Segment Start: DATA

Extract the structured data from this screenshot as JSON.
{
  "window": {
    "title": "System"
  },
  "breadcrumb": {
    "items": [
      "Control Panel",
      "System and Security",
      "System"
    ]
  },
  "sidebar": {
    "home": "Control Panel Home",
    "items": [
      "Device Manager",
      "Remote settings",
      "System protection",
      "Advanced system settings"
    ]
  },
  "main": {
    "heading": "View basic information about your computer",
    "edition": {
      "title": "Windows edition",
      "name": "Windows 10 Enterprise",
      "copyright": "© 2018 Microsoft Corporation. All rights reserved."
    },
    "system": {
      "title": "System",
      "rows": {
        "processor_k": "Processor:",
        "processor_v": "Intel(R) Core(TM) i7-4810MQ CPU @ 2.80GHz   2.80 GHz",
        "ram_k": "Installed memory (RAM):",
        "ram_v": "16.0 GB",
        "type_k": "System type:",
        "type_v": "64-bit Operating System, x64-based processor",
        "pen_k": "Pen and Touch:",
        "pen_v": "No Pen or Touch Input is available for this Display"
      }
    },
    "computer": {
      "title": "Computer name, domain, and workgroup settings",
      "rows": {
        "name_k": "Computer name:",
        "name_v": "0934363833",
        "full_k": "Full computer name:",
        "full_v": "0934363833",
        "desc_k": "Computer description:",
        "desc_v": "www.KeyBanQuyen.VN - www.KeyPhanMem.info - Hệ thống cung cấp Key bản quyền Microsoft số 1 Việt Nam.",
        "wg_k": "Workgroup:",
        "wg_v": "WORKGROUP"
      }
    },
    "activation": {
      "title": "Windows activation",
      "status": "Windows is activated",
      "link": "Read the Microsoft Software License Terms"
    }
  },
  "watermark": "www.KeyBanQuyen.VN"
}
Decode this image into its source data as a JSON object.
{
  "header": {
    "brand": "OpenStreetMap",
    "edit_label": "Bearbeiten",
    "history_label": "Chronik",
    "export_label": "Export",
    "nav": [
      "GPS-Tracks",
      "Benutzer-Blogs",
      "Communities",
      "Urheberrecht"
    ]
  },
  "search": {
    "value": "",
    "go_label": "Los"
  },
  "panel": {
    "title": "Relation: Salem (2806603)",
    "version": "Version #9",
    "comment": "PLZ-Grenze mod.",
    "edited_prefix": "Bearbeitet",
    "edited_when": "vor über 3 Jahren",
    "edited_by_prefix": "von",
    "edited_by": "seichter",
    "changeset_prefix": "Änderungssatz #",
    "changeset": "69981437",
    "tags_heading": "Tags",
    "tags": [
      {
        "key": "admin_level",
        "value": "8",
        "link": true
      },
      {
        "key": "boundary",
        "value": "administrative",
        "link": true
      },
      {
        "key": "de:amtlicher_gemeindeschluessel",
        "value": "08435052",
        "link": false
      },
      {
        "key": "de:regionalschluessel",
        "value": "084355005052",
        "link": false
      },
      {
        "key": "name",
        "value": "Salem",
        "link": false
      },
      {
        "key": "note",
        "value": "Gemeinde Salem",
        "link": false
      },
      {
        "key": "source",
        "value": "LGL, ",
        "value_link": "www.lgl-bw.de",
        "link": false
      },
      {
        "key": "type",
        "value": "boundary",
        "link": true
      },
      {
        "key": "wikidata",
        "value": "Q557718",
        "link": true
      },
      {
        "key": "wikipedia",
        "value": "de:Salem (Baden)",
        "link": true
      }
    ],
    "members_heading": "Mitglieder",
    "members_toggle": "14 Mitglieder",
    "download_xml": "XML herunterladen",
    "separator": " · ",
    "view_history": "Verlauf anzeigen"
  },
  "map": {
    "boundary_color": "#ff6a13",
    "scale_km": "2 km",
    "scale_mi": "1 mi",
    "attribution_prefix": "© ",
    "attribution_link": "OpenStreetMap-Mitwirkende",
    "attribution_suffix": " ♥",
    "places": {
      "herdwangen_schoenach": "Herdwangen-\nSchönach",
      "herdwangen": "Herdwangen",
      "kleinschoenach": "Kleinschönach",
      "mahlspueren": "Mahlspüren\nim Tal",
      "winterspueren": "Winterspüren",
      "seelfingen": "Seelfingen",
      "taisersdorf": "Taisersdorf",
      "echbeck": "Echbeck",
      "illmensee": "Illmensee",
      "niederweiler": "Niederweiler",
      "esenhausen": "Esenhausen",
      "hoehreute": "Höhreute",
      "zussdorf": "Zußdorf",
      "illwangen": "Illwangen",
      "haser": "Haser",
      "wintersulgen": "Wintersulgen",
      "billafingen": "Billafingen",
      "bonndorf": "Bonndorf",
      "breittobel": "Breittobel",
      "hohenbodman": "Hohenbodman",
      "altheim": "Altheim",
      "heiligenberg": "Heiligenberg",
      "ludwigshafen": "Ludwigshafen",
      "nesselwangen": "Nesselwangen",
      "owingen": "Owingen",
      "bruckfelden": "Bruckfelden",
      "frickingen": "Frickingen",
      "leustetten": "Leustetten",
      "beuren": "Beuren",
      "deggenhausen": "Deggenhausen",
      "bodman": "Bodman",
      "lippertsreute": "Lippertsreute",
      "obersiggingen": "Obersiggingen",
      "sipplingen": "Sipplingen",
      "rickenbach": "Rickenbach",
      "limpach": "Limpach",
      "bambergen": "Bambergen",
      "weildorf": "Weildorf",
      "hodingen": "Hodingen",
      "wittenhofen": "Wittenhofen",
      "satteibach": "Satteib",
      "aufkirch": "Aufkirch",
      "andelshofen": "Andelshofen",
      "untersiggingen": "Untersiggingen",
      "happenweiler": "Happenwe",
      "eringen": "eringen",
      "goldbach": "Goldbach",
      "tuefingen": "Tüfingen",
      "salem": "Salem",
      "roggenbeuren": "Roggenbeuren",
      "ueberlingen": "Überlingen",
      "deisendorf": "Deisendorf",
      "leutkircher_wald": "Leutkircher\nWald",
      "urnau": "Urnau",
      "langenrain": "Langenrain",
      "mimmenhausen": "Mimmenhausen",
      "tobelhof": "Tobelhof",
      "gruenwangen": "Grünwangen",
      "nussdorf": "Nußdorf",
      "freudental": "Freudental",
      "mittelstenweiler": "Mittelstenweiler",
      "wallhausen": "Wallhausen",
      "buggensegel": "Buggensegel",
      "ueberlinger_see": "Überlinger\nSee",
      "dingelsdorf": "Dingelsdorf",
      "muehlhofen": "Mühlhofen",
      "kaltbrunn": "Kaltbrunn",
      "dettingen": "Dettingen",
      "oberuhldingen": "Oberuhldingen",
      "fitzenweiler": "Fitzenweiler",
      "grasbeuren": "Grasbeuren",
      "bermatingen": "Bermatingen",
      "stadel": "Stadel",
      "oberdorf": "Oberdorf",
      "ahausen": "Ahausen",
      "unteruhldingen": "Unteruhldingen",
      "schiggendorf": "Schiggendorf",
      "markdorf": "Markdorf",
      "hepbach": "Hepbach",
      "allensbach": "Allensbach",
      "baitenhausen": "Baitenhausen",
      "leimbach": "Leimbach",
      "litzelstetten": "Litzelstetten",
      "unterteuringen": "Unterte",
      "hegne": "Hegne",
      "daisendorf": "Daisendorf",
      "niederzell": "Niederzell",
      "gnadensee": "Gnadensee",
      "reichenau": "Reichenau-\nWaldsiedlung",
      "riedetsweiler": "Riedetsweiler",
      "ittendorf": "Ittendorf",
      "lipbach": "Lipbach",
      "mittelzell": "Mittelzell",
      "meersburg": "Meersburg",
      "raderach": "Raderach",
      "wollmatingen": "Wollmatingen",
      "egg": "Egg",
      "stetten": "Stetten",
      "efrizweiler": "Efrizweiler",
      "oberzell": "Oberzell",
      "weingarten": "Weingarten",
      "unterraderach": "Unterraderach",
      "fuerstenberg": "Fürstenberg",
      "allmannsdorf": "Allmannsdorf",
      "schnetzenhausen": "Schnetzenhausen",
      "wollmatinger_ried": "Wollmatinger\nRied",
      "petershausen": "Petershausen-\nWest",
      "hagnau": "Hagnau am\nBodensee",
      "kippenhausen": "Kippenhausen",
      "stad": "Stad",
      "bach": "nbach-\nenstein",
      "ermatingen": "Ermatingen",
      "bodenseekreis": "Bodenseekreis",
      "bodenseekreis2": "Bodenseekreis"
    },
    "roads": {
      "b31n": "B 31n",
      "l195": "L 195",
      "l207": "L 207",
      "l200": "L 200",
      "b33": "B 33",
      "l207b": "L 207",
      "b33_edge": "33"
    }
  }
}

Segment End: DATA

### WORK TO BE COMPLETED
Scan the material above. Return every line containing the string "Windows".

### EXPECTED ANSWER
      "title": "Windows edition",
      "name": "Windows 10 Enterprise",
      "title": "Windows activation",
      "status": "Windows is activated",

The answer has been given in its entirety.